## [What to do]
Every line of the entries below that includes "tracks" belongs in the answer, copied as written.

## [Material provided]
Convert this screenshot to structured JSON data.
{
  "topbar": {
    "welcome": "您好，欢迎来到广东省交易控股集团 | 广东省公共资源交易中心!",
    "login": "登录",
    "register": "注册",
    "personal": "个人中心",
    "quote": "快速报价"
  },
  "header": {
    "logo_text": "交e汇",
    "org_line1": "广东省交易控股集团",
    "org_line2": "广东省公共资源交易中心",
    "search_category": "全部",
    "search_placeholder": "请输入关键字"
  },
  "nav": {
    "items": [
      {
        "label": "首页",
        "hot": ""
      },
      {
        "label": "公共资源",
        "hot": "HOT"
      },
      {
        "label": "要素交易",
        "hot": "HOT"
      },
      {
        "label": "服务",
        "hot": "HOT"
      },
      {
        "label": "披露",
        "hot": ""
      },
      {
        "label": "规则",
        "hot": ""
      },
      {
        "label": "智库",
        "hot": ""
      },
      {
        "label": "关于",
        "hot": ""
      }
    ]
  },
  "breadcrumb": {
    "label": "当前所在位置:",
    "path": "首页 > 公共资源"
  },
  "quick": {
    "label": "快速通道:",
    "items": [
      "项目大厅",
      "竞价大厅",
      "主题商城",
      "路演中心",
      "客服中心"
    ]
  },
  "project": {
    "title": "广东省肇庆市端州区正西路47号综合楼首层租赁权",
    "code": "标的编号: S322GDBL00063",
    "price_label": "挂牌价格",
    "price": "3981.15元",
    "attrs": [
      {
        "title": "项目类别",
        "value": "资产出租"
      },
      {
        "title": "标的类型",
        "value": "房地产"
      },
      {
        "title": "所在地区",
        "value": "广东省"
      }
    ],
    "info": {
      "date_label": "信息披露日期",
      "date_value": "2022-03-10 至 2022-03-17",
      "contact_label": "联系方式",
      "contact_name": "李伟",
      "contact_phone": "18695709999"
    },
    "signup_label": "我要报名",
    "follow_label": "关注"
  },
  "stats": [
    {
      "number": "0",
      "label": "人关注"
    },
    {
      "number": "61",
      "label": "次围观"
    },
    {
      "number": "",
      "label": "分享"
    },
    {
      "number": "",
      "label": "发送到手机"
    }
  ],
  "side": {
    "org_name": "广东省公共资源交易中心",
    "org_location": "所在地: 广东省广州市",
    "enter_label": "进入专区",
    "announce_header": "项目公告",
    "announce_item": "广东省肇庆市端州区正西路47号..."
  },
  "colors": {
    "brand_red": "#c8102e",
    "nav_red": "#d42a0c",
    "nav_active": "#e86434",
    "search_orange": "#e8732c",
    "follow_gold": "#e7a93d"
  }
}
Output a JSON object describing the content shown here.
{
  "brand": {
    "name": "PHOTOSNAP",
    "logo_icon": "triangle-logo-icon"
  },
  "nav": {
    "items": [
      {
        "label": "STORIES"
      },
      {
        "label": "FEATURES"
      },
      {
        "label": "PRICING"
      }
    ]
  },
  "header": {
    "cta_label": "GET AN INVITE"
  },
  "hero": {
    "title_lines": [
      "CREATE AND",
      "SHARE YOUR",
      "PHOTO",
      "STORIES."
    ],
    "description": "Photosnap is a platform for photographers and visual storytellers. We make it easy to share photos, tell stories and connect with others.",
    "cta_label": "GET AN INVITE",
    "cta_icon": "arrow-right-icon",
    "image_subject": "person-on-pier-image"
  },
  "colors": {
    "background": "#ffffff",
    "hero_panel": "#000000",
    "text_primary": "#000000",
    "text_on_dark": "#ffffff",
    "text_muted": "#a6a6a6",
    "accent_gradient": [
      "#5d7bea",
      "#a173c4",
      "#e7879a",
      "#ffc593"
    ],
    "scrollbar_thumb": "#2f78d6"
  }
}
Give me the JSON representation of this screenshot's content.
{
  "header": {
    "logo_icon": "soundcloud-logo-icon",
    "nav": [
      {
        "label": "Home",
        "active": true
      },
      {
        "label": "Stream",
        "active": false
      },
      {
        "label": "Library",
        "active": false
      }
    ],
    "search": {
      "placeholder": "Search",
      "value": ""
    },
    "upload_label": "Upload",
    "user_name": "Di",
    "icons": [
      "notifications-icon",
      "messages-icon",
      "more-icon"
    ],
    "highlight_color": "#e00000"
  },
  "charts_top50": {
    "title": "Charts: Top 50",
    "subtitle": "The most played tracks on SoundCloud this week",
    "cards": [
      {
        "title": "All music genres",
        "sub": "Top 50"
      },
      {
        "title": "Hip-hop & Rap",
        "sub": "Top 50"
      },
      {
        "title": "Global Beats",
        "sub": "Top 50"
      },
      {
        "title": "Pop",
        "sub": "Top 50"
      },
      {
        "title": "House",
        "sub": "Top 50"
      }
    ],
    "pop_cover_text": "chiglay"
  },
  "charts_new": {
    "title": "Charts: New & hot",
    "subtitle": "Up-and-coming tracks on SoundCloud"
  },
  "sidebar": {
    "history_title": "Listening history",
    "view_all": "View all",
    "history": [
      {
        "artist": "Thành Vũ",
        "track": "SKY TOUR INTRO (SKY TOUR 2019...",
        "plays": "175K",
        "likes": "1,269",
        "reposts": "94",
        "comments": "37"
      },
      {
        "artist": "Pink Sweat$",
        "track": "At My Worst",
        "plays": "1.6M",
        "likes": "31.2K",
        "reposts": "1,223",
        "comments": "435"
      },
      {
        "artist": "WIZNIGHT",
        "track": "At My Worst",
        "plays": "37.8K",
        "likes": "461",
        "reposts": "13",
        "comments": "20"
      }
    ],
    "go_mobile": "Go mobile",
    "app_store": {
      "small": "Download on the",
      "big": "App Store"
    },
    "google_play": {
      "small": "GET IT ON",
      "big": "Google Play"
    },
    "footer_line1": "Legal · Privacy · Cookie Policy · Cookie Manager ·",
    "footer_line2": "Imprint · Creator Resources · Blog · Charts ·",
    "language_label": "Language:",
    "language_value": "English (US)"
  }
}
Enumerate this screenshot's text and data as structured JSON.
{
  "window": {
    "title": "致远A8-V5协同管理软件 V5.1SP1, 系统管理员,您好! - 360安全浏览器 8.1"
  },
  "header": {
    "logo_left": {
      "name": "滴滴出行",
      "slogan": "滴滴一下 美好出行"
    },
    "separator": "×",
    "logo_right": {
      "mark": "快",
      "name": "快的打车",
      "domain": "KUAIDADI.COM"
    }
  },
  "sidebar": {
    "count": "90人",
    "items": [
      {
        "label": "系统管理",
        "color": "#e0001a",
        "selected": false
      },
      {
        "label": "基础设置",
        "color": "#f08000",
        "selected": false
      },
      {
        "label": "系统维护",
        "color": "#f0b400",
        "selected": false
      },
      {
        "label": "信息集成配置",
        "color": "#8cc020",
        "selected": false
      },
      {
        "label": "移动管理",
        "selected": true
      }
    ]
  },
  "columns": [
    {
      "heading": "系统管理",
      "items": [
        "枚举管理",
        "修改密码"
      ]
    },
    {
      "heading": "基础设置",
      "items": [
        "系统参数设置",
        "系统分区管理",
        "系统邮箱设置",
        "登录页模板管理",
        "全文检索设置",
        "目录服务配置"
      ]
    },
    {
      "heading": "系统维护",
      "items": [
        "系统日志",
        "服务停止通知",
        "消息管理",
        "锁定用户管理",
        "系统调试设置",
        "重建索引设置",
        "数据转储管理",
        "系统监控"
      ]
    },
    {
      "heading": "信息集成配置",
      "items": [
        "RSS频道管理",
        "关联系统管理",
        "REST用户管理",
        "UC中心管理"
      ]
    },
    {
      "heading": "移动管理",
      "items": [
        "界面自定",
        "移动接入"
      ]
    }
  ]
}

## [Exercise output]
    "subtitle": "The most played tracks on SoundCloud this week",
    "subtitle": "Up-and-coming tracks on SoundCloud"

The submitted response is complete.